I know there are other stories/moments/days/weeks of the last year that would bubble to the surface of my mind if I tried a little harder. I’m sure some of them would be wonderful & full of gratitude, love, and laughter. And then there are others that you just don’t even want to remember enough to write it down. This page staring at me to reflect back on the last year & reset for the year to come, oooof; don’t want to do it.
I’m reading a book right now called “Writing Hard Stories; Celebrated Memoirists Who Shaped Art From Trauma” by Melanie Brooks. The author interviews 18 writers who wrote their hard story down. The chapters read like eavesdropping on an intimate conversation about the unique work of telling That Story; reflecting back on a hard, confusing, and maybe forever-painful time in life. I checked it out from the library and am really struggling to not fold over every page, underline, circle, and draw hearts all over. It is beautiful and comforting and so dang ummmmmm – what is the word – connecting? I feel connected to these writers through the authentic expression of grief, regret, shame, uncertainty, love, newness, heartache — the human experience. In one chapter the writer Mark Doty is talking about the hundreds of letters he received in response to his book about his partners death, who had AIDS. But people wrote about the death of loved ones that were in no way like the death he wrote about. But, they felt that common humanity, solidarity, companionship. And Doty’s feeling about those letters he’s received;
“This is heaven in a way, because it’s an antidote to isolation.”
I’m not sure that we are all called to write a memoir and have it published, but reading about their faithful work of honest reflection has been inspiring to me to take some time with myself. I at least want to feel connected with myself and recognize the unexpected, unpredictable journey that has been.
What does this all have to do with yoga?
Namaste is the Meditation Mantra of the Month. I think most people associate the word Namaste with yoga but in weird images of young women in poses of extreme flexibility and always yoga pants that are painted-on-tight (on a mountain top or a deserted island). Namaste is a greeting, recognizing the sacred mystery in the other and yourself. You are a sacred mystery. I am a sacred mystery. Sacred. Mystery. All of life is a Sacred Mystery. (So, what are some other images of namaste?)
It is nearing the end of the year and it is a really natural time to reflect back. It is almost the start of the new year and is a really natural time to look ahead. What if we muttered “namaste” to ourselves while doing the good work of reflecting on the past and resetting for the future. What if our mind was tethered to the recognition of life as a Sacred Mystery? Who knows.
And of course the next Daily Bread Yoga Saturday Morning Retreat is a perfect opportunity to do that! What luck?! What fortune?! The theme is “The Yoga of Decisions and Unanswered Questions”. I make no promises that you will make any decisions or answer any questions, okay? It’s all practice, right? It is Saturday, Dec. 29th, 9a.m.-noon at Philo Presbyterian Church. The cost is $30 if that works for you. Beginners are always welcome.

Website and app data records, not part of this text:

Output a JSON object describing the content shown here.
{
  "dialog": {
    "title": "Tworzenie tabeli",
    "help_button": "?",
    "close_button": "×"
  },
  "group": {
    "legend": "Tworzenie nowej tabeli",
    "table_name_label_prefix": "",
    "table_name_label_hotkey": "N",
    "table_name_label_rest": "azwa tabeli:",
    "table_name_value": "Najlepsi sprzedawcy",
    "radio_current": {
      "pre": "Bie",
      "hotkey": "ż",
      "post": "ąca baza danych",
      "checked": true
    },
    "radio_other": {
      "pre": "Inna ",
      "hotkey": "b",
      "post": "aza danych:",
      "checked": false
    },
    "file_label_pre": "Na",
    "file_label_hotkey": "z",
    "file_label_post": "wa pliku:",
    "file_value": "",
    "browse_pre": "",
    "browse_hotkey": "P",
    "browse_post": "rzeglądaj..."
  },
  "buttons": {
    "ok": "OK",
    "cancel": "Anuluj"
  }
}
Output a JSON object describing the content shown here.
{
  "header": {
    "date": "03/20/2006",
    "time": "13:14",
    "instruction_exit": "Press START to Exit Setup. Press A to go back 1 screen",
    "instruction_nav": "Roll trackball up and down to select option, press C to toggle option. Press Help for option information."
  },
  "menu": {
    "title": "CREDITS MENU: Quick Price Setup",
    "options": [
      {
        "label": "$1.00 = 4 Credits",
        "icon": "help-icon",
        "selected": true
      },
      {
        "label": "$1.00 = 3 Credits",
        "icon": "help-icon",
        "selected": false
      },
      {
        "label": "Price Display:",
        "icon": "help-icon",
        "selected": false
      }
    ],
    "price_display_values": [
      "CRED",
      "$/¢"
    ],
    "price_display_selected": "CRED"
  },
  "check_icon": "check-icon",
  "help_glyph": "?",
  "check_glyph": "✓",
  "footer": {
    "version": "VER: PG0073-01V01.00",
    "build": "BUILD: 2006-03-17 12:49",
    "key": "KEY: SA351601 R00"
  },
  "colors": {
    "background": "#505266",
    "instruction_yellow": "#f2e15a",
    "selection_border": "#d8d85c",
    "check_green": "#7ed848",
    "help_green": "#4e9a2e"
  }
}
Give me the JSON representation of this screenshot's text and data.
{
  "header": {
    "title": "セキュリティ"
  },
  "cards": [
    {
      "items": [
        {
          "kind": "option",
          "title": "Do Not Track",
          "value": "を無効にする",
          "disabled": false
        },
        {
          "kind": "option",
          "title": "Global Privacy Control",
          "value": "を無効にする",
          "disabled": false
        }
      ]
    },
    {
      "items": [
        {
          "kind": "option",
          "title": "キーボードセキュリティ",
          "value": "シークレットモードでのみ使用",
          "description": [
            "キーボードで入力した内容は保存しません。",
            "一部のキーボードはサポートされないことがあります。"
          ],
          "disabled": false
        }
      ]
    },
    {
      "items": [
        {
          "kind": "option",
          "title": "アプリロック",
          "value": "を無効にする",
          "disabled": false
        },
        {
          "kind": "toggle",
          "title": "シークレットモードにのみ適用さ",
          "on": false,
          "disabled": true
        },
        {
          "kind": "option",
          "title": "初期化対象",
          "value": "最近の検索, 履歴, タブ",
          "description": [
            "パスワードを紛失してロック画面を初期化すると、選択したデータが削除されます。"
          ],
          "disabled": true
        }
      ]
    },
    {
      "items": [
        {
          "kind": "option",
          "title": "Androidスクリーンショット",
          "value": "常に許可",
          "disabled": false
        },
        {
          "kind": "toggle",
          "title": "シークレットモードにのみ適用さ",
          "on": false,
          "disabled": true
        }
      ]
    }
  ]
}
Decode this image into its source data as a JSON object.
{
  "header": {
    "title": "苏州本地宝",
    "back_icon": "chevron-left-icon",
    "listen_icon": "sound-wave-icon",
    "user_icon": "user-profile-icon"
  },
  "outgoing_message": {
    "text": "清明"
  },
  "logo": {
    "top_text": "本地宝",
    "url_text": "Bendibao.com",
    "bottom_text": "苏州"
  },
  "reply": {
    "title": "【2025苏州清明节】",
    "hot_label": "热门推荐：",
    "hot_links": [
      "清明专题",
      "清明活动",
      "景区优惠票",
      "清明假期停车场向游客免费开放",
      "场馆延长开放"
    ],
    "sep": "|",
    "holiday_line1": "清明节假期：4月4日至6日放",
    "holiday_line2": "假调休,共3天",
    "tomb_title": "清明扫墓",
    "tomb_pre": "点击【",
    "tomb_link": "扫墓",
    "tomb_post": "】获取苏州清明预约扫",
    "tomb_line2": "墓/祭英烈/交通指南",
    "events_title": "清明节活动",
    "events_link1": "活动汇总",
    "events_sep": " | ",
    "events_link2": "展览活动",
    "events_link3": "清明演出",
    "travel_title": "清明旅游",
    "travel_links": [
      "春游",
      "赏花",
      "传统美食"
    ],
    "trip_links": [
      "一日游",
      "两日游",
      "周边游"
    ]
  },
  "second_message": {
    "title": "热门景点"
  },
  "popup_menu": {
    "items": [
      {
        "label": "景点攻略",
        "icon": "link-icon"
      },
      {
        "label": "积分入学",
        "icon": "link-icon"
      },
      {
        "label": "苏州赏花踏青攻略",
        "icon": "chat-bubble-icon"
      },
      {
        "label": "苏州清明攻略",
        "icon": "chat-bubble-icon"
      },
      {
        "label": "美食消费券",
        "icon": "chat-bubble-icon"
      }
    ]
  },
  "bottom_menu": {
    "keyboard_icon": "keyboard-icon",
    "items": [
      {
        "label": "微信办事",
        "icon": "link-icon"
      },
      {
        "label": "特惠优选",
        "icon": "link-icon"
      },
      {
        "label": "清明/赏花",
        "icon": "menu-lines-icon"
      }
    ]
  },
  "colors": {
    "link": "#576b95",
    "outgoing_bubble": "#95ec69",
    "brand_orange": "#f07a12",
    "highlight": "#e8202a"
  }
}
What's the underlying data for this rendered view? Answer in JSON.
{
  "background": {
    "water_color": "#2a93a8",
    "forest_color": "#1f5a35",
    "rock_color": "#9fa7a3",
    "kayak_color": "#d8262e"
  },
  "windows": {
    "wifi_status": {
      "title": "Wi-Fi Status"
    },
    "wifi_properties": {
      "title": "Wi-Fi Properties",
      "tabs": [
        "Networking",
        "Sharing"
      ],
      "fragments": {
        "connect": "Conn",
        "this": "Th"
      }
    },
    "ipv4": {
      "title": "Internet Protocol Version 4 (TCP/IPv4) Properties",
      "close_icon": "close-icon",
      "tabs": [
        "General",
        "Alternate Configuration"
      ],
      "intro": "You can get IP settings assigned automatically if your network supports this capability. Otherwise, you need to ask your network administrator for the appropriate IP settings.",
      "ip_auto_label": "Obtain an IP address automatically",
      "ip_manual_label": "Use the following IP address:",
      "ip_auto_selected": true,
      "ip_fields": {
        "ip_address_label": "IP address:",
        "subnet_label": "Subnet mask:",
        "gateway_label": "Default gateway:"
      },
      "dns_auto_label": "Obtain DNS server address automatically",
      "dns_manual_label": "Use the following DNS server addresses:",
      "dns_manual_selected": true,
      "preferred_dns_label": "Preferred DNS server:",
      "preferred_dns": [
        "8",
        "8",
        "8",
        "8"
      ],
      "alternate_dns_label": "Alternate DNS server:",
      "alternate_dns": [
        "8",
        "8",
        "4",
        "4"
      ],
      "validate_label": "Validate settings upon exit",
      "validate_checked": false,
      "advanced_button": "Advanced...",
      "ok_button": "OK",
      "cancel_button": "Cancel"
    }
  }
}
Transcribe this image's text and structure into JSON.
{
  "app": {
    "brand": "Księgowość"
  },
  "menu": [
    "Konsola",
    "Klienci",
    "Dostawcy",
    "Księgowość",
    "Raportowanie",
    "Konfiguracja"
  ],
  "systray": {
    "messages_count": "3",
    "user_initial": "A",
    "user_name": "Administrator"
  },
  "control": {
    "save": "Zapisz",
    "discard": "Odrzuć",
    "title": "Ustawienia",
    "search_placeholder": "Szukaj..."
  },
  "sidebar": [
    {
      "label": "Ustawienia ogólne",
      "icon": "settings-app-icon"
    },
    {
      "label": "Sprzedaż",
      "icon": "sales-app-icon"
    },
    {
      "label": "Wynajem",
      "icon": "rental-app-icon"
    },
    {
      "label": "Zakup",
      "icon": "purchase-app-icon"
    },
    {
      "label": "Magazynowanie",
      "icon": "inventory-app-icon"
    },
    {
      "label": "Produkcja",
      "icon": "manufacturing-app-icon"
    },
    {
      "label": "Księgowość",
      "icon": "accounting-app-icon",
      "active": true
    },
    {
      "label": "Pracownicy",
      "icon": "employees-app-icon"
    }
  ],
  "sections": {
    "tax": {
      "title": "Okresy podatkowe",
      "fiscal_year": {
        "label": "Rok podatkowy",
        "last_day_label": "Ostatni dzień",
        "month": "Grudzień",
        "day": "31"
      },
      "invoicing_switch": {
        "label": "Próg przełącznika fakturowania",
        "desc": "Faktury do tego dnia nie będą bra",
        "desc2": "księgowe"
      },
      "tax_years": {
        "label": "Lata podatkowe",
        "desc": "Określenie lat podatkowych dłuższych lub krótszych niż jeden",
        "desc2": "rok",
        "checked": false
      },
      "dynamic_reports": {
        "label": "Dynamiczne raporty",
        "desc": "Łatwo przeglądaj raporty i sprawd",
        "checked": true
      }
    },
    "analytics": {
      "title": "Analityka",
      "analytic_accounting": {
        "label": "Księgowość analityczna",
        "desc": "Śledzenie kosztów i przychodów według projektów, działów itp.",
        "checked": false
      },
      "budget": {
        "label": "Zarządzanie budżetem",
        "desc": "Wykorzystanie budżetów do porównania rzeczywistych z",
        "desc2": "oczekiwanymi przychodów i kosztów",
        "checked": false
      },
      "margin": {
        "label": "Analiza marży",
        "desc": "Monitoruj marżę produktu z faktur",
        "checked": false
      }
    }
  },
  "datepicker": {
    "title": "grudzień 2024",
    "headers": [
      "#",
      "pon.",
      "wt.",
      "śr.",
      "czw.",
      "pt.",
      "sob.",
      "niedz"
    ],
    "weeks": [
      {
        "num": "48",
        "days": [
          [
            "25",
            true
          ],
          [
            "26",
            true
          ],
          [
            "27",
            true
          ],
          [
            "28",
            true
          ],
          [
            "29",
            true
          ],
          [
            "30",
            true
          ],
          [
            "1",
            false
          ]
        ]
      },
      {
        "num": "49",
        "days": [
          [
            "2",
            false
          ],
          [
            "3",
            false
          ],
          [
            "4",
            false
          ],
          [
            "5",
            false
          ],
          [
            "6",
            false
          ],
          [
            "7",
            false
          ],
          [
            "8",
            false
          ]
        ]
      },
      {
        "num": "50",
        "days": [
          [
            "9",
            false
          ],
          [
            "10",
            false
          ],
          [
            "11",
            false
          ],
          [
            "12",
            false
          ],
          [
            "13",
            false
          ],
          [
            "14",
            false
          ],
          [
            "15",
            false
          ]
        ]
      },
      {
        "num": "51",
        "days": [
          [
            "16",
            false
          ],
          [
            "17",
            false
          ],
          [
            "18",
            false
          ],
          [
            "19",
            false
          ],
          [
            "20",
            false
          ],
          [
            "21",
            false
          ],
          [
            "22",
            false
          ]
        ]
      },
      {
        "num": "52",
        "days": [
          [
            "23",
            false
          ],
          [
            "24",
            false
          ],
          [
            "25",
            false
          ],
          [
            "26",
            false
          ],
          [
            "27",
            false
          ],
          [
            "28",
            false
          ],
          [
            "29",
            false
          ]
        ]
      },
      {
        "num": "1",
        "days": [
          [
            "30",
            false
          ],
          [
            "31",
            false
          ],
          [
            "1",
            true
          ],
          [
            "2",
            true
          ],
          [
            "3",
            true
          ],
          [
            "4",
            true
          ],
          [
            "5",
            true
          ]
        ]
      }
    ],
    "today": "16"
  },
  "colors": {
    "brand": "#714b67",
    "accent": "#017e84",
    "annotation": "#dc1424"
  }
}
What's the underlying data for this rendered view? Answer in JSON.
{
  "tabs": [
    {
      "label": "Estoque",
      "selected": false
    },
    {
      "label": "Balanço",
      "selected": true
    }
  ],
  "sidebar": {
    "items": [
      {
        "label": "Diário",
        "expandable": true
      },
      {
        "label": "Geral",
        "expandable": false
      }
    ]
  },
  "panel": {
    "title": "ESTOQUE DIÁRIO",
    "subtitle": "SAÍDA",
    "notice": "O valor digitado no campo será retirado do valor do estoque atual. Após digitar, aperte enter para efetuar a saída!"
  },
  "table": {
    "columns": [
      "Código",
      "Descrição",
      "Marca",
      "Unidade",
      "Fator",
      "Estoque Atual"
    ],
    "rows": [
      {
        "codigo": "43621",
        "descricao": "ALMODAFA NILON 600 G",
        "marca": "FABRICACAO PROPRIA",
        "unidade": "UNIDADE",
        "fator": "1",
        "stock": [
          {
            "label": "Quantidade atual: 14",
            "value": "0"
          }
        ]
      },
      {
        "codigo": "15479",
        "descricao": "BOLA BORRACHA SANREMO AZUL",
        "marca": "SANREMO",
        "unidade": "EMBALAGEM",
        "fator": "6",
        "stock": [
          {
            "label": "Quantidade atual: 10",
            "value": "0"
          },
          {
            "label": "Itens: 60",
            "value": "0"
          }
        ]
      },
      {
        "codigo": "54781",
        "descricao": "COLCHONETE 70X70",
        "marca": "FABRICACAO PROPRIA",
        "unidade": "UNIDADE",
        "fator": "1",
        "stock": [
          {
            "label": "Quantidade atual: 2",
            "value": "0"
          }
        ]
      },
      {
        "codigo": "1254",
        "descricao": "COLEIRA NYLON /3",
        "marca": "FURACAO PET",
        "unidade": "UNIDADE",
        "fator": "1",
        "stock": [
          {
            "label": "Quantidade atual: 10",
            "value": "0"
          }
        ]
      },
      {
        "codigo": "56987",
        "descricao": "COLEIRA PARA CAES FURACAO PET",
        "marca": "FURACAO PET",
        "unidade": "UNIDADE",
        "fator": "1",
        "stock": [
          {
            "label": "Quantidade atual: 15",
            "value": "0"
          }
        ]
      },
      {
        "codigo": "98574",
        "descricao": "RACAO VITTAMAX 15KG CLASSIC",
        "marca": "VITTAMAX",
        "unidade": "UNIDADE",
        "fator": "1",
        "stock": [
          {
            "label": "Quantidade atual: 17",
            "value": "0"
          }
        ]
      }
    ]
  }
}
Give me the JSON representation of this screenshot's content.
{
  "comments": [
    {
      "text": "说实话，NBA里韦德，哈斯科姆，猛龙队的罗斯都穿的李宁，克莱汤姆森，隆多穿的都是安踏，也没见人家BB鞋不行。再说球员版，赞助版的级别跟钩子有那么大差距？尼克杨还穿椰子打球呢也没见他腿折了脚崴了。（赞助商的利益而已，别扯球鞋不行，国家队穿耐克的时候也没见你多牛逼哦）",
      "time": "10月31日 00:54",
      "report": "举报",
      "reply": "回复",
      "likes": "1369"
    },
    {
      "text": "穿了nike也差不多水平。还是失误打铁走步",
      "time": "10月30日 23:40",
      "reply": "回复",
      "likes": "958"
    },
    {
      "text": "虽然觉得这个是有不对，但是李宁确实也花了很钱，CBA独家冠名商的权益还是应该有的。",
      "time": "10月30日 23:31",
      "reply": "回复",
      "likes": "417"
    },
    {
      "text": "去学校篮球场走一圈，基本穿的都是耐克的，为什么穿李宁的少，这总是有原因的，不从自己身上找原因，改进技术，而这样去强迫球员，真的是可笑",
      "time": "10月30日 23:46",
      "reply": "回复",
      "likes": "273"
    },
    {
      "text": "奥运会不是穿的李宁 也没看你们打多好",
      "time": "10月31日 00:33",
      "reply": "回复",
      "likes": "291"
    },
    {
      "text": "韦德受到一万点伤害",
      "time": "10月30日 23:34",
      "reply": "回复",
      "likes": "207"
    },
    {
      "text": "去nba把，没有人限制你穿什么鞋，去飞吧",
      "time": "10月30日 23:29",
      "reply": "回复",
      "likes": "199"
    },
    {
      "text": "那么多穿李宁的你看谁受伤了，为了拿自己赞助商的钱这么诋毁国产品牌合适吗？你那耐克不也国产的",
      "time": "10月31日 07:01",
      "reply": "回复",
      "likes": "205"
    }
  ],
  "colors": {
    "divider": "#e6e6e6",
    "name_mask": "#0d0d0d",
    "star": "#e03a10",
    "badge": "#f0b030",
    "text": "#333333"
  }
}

Retreats are most appropriate for people who can get up and down from the floor with relative ease. Please let me know you are coming (and how many friends you are bringing!) by emailing me at firstname.lastname@example.org. And tell me sooner than later, eh?
Peace on your sacred mystery of a noggin,